■ **The data**:
• • • •

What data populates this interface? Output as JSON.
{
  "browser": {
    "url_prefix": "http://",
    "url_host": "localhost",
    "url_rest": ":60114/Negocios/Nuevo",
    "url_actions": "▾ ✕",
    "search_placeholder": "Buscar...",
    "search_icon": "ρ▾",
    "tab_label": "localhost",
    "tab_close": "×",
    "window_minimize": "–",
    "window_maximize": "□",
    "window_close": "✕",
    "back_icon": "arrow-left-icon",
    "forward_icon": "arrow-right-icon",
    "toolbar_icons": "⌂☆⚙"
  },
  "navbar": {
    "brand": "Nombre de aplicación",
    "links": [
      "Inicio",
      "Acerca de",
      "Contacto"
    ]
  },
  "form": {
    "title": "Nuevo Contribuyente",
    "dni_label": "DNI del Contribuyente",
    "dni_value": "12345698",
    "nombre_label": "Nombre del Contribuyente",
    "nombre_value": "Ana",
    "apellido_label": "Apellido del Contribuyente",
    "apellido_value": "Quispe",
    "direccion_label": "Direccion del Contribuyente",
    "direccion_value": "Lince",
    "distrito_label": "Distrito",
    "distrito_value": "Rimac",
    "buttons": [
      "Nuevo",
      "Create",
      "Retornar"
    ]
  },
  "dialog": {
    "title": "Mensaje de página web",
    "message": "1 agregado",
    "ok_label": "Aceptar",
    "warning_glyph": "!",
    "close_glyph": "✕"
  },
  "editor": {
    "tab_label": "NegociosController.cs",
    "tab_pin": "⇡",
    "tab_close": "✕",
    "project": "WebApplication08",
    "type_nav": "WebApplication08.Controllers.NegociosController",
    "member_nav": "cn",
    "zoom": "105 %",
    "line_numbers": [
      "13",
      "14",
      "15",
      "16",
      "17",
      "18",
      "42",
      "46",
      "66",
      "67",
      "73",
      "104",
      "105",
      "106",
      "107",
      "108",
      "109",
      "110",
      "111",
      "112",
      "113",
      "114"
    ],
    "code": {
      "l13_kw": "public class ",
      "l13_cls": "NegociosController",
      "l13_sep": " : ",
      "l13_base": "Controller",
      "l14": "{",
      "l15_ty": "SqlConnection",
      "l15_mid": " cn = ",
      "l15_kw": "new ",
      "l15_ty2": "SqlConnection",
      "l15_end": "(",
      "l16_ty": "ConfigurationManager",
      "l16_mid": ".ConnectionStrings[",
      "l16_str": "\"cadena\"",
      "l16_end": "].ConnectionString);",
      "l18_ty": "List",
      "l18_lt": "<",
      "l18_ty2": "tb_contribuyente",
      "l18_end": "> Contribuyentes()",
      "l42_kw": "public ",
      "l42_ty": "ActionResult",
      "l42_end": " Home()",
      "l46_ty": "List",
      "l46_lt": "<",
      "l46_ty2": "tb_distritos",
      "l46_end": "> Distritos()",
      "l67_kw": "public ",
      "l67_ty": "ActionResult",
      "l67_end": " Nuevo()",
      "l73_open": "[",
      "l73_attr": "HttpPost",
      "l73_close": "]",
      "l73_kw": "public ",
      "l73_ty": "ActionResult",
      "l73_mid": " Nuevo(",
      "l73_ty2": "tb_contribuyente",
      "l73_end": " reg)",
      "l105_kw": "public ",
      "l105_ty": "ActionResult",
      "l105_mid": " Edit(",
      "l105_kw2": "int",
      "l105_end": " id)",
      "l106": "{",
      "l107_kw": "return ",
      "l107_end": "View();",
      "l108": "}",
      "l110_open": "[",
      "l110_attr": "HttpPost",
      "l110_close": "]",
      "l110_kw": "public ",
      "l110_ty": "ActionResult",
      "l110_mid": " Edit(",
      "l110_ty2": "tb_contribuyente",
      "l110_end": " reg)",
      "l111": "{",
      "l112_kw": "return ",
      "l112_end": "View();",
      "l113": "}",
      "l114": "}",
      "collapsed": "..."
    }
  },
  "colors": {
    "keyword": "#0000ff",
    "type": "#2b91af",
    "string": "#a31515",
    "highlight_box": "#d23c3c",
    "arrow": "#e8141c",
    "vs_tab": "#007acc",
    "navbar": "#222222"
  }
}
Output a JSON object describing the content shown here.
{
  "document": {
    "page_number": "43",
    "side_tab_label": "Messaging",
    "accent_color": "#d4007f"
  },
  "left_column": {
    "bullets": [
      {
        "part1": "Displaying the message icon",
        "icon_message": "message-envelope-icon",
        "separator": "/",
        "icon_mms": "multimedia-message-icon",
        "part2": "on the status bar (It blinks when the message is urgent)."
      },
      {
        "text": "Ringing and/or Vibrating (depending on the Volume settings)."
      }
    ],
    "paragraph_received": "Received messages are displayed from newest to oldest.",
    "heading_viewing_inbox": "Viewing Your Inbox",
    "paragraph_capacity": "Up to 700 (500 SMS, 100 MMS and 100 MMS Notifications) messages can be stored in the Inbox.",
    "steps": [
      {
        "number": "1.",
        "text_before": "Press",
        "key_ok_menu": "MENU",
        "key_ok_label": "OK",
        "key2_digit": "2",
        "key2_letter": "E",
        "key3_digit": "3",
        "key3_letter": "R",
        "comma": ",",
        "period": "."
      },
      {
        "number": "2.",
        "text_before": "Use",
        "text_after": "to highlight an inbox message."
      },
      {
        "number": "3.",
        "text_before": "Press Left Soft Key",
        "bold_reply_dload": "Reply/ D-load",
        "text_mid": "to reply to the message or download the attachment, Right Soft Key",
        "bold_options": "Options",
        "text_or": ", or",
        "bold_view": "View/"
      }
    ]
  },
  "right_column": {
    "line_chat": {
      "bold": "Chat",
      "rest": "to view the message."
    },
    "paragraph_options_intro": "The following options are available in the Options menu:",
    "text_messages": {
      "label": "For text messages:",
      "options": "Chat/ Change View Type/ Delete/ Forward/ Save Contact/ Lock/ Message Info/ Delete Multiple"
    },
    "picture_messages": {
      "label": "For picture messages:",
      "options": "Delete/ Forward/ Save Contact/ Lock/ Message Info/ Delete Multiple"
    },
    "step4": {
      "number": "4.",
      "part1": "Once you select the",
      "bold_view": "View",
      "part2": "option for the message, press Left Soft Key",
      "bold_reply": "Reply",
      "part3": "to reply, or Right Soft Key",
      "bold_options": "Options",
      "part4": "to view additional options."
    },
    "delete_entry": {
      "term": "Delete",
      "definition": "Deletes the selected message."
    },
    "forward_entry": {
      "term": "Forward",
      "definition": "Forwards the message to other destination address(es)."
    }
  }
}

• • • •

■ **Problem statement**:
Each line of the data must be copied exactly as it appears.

■ **Result of this exercise**:
What data populates this interface? Output as JSON.
{
  "browser": {
    "url_prefix": "http://",
    "url_host": "localhost",
    "url_rest": ":60114/Negocios/Nuevo",
    "url_actions": "▾ ✕",
    "search_placeholder": "Buscar...",
    "search_icon": "ρ▾",
    "tab_label": "localhost",
    "tab_close": "×",
    "window_minimize": "–",
    "window_maximize": "□",
    "window_close": "✕",
    "back_icon": "arrow-left-icon",
    "forward_icon": "arrow-right-icon",
    "toolbar_icons": "⌂☆⚙"
  },
  "navbar": {
    "brand": "Nombre de aplicación",
    "links": [
      "Inicio",
      "Acerca de",
      "Contacto"
    ]
  },
  "form": {
    "title": "Nuevo Contribuyente",
    "dni_label": "DNI del Contribuyente",
    "dni_value": "12345698",
    "nombre_label": "Nombre del Contribuyente",
    "nombre_value": "Ana",
    "apellido_label": "Apellido del Contribuyente",
    "apellido_value": "Quispe",
    "direccion_label": "Direccion del Contribuyente",
    "direccion_value": "Lince",
    "distrito_label": "Distrito",
    "distrito_value": "Rimac",
    "buttons": [
      "Nuevo",
      "Create",
      "Retornar"
    ]
  },
  "dialog": {
    "title": "Mensaje de página web",
    "message": "1 agregado",
    "ok_label": "Aceptar",
    "warning_glyph": "!",
    "close_glyph": "✕"
  },
  "editor": {
    "tab_label": "NegociosController.cs",
    "tab_pin": "⇡",
    "tab_close": "✕",
    "project": "WebApplication08",
    "type_nav": "WebApplication08.Controllers.NegociosController",
    "member_nav": "cn",
    "zoom": "105 %",
    "line_numbers": [
      "13",
      "14",
      "15",
      "16",
      "17",
      "18",
      "42",
      "46",
      "66",
      "67",
      "73",
      "104",
      "105",
      "106",
      "107",
      "108",
      "109",
      "110",
      "111",
      "112",
      "113",
      "114"
    ],
    "code": {
      "l13_kw": "public class ",
      "l13_cls": "NegociosController",
      "l13_sep": " : ",
      "l13_base": "Controller",
      "l14": "{",
      "l15_ty": "SqlConnection",
      "l15_mid": " cn = ",
      "l15_kw": "new ",
      "l15_ty2": "SqlConnection",
      "l15_end": "(",
      "l16_ty": "ConfigurationManager",
      "l16_mid": ".ConnectionStrings[",
      "l16_str": "\"cadena\"",
      "l16_end": "].ConnectionString);",
      "l18_ty": "List",
      "l18_lt": "<",
      "l18_ty2": "tb_contribuyente",
      "l18_end": "> Contribuyentes()",
      "l42_kw": "public ",
      "l42_ty": "ActionResult",
      "l42_end": " Home()",
      "l46_ty": "List",
      "l46_lt": "<",
      "l46_ty2": "tb_distritos",
      "l46_end": "> Distritos()",
      "l67_kw": "public ",
      "l67_ty": "ActionResult",
      "l67_end": " Nuevo()",
      "l73_open": "[",
      "l73_attr": "HttpPost",
      "l73_close": "]",
      "l73_kw": "public ",
      "l73_ty": "ActionResult",
      "l73_mid": " Nuevo(",
      "l73_ty2": "tb_contribuyente",
      "l73_end": " reg)",
      "l105_kw": "public ",
      "l105_ty": "ActionResult",
      "l105_mid": " Edit(",
      "l105_kw2": "int",
      "l105_end": " id)",
      "l106": "{",
      "l107_kw": "return ",
      "l107_end": "View();",
      "l108": "}",
      "l110_open": "[",
      "l110_attr": "HttpPost",
      "l110_close": "]",
      "l110_kw": "public ",
      "l110_ty": "ActionResult",
      "l110_mid": " Edit(",
      "l110_ty2": "tb_contribuyente",
      "l110_end": " reg)",
      "l111": "{",
      "l112_kw": "return ",
      "l112_end": "View();",
      "l113": "}",
      "l114": "}",
      "collapsed": "..."
    }
  },
  "colors": {
    "keyword": "#0000ff",
    "type": "#2b91af",
    "string": "#a31515",
    "highlight_box": "#d23c3c",
    "arrow": "#e8141c",
    "vs_tab": "#007acc",
    "navbar": "#222222"
  }
}
Output a JSON object describing the content shown here.
{
  "document": {
    "page_number": "43",
    "side_tab_label": "Messaging",
    "accent_color": "#d4007f"
  },
  "left_column": {
    "bullets": [
      {
        "part1": "Displaying the message icon",
        "icon_message": "message-envelope-icon",
        "separator": "/",
        "icon_mms": "multimedia-message-icon",
        "part2": "on the status bar (It blinks when the message is urgent)."
      },
      {
        "text": "Ringing and/or Vibrating (depending on the Volume settings)."
      }
    ],
    "paragraph_received": "Received messages are displayed from newest to oldest.",
    "heading_viewing_inbox": "Viewing Your Inbox",
    "paragraph_capacity": "Up to 700 (500 SMS, 100 MMS and 100 MMS Notifications) messages can be stored in the Inbox.",
    "steps": [
      {
        "number": "1.",
        "text_before": "Press",
        "key_ok_menu": "MENU",
        "key_ok_label": "OK",
        "key2_digit": "2",
        "key2_letter": "E",
        "key3_digit": "3",
        "key3_letter": "R",
        "comma": ",",
        "period": "."
      },
      {
        "number": "2.",
        "text_before": "Use",
        "text_after": "to highlight an inbox message."
      },
      {
        "number": "3.",
        "text_before": "Press Left Soft Key",
        "bold_reply_dload": "Reply/ D-load",
        "text_mid": "to reply to the message or download the attachment, Right Soft Key",
        "bold_options": "Options",
        "text_or": ", or",
        "bold_view": "View/"
      }
    ]
  },
  "right_column": {
    "line_chat": {
      "bold": "Chat",
      "rest": "to view the message."
    },
    "paragraph_options_intro": "The following options are available in the Options menu:",
    "text_messages": {
      "label": "For text messages:",
      "options": "Chat/ Change View Type/ Delete/ Forward/ Save Contact/ Lock/ Message Info/ Delete Multiple"
    },
    "picture_messages": {
      "label": "For picture messages:",
      "options": "Delete/ Forward/ Save Contact/ Lock/ Message Info/ Delete Multiple"
    },
    "step4": {
      "number": "4.",
      "part1": "Once you select the",
      "bold_view": "View",
      "part2": "option for the message, press Left Soft Key",
      "bold_reply": "Reply",
      "part3": "to reply, or Right Soft Key",
      "bold_options": "Options",
      "part4": "to view additional options."
    },
    "delete_entry": {
      "term": "Delete",
      "definition": "Deletes the selected message."
    },
    "forward_entry": {
      "term": "Forward",
      "definition": "Forwards the message to other destination address(es)."
    }
  }
}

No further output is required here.